Editorials

Mother to child transmission of HIV in China

BMJ 2005; 330 doi: https://doi.org/10.1136/bmj.330.7503.1282 (Published 02 June 2005) Cite this as: BMJ 2005;330:1282
  1. Katherine T Chen, assistant professor of obstetrics and gynaecology and epidemiology (ktc10@columbia.edu),
  2. Han-Zhu Qian, doctoral graduate student
  1. College of Physicians and Surgeons and Mailman School of Public Health, Columbia University, 722 West 168th Street, New York, NY 10032, USA
  2. Department of Epidemiology, School of Public Health, University of Alabama at Birmingham; 1530 Third Avenue South, Birmingham, AL 35294, USA

    The numbers are small but rising, and two provinces have worrying HIV prevalence rates in pregnant women

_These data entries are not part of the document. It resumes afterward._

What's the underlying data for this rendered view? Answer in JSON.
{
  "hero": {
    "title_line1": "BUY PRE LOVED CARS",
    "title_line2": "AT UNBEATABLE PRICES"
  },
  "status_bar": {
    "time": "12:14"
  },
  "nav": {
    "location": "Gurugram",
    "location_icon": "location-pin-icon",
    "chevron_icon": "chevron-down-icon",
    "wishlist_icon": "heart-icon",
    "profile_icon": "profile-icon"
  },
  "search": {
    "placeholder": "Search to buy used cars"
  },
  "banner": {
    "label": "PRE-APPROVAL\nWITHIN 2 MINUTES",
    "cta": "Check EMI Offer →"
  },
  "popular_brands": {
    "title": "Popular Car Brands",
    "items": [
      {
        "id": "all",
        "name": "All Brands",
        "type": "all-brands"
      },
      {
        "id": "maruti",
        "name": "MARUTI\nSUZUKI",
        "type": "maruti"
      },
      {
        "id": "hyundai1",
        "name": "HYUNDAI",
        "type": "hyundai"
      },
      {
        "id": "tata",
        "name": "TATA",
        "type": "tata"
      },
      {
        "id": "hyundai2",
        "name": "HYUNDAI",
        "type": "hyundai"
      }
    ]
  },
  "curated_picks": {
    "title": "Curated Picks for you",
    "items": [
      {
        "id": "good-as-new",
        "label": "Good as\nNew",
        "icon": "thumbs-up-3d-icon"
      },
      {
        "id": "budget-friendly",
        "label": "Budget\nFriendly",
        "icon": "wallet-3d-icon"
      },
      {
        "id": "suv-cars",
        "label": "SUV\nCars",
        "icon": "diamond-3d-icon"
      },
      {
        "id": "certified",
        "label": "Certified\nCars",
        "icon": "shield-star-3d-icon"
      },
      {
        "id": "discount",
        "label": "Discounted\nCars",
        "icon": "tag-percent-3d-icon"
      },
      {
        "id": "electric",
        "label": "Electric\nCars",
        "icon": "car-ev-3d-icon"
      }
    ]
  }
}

    As the number of people with HIV infection increases in China, the potential for the epidemic to spread from high risk groups to the general population, including children, is a concern. An estimated 840 000 adults and children (a prevalence of 0.1%) were living with HIV in China in 2003.1 That number may approach 10 million by 2010 if the current trends persist.2 An HIV prevalence of over 1% among pregnant women has been considered an indicator of a generalised epidemic.3 Whether that rate is currently being seen in any parts of China is of great public health importance. Here we review the current state of mother to child transmission in China.

    The most common modes of HIV transmission have been sharing of contaminated needles among intravenous drug users in southern and western China, unsafe blood collection in central China, and unsafe sexual practices among commercial sex workers, men who …

    View Full Text

    Sign in

    Log in through your institution

    Subscribe